The other benefit consolidators bring is uniform service levels and costs throughout the country, which allows them to pursue national or regional fleet business. 'Towing is a fragmented business with a wide variation in capabilities and service levels, not to mention the extreme variations between quoted rates and actual charges,' says Evan Roberts, director of sales and marketing for RoadOne. 'That's especially important for the heavy truck fleets.'
When over-the-road fleets call for service, they need to know that the right equipment is available, that the operator knows how to handle a heavy truck recovery properly, and that the tow provider will be sensitive to the fact that there's cargo involved and a customer waiting for that cargo, he points out.
Centralized invoicing and uniform pricing are also valuable, as is centralized dispatch with reliable service response estimate, Roberts says.
Last October, RoadOne initiated such a program under an agreement with the truckload carrier U.S. Xpress, and this month it expects to roll out its heavy-truck towing service on an expanded national basis.
Following a slightly different business model, 1-800-AutoTow intends to build regional hub-and-spoke operations that provide complete coverage throughout a wide service area, eventually building up to national coverage marketed under a strong brand name.
Each hub will handle all the equipment maintenance and computerized dispatch for that area, says Joshua Konigsberg, vice president of sales and marketing. 'That will allow us to provide the higher level of service required by commercial accounts.'
For example, a utility company can have tens of thousands of trucks operating in a wide geographical area, he says. Having a single vendor with uniform rates and centralized billing would be very attractive to that fleet.
Although 1-800-AutoTow has only acquired three towing companies (two in Tampa and one in Pittsburgh) in its first six months of active consolidation, its plans for 1999 call for acquiring 15 per quarter, according to Konigsberg.
While the very smallest towing fleets should continue servicing local communities, midsize and larger towing companies are going to find it increasingly difficult to remain competitive, says Konigsberg.
'Of the 36,000 towing companies operating now, 6,000 to 8,000 represent $9.5 billion of the industry's $12-billion to $15-billion annual revenue,' he says. 'The bulk of those companies will have to either consolidate or downsize to local operations.

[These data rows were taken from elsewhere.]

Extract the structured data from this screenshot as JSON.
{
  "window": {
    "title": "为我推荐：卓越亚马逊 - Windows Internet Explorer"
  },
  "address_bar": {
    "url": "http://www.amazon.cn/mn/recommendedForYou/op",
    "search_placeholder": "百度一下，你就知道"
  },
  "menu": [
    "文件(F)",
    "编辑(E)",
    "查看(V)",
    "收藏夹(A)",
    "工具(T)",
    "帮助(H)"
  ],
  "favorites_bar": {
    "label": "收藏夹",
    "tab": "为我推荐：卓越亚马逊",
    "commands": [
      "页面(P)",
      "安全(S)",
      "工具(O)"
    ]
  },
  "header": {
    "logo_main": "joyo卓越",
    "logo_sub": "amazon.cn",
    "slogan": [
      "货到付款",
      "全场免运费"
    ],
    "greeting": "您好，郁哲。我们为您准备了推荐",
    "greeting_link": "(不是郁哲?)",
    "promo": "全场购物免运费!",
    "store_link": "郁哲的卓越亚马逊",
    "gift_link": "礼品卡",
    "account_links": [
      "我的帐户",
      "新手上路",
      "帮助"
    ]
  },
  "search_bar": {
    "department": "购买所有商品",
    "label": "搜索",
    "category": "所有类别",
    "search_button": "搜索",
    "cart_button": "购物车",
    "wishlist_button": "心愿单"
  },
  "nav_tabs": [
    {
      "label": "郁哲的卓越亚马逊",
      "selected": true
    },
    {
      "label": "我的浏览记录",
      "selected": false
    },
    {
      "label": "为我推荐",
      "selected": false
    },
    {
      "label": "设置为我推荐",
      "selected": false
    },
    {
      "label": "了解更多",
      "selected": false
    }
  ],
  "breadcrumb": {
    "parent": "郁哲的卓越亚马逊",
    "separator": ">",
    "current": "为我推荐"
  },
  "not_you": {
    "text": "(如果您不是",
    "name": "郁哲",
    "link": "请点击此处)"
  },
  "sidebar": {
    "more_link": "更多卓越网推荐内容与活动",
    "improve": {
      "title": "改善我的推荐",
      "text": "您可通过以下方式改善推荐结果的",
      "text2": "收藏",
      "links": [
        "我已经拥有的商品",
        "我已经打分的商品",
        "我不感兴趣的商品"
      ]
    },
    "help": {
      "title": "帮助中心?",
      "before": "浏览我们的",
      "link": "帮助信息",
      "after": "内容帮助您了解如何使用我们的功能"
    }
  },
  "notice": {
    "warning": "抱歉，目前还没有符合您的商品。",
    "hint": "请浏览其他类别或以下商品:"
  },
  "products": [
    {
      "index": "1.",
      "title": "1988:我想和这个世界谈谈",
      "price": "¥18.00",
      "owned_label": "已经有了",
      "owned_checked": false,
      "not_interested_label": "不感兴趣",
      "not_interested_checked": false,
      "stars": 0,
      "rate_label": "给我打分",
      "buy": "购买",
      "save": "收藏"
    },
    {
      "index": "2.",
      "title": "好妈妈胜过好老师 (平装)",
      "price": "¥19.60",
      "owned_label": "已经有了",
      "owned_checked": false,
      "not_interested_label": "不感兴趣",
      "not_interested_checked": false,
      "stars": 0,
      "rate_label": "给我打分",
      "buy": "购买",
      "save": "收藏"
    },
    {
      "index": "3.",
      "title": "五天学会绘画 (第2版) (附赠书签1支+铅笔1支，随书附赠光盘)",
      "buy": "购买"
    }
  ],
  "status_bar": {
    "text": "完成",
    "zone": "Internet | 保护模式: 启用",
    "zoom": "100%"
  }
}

They won't be able to afford the technology needed to provide the level of service commercial accounts are going to require.'
In fact, the pressure on those fleets will be so strong, predicts Konigsberg, that the towing and recovery industry, now the stronghold of mom-and-pop businesses, will support as many as ten consolidators within the next five years.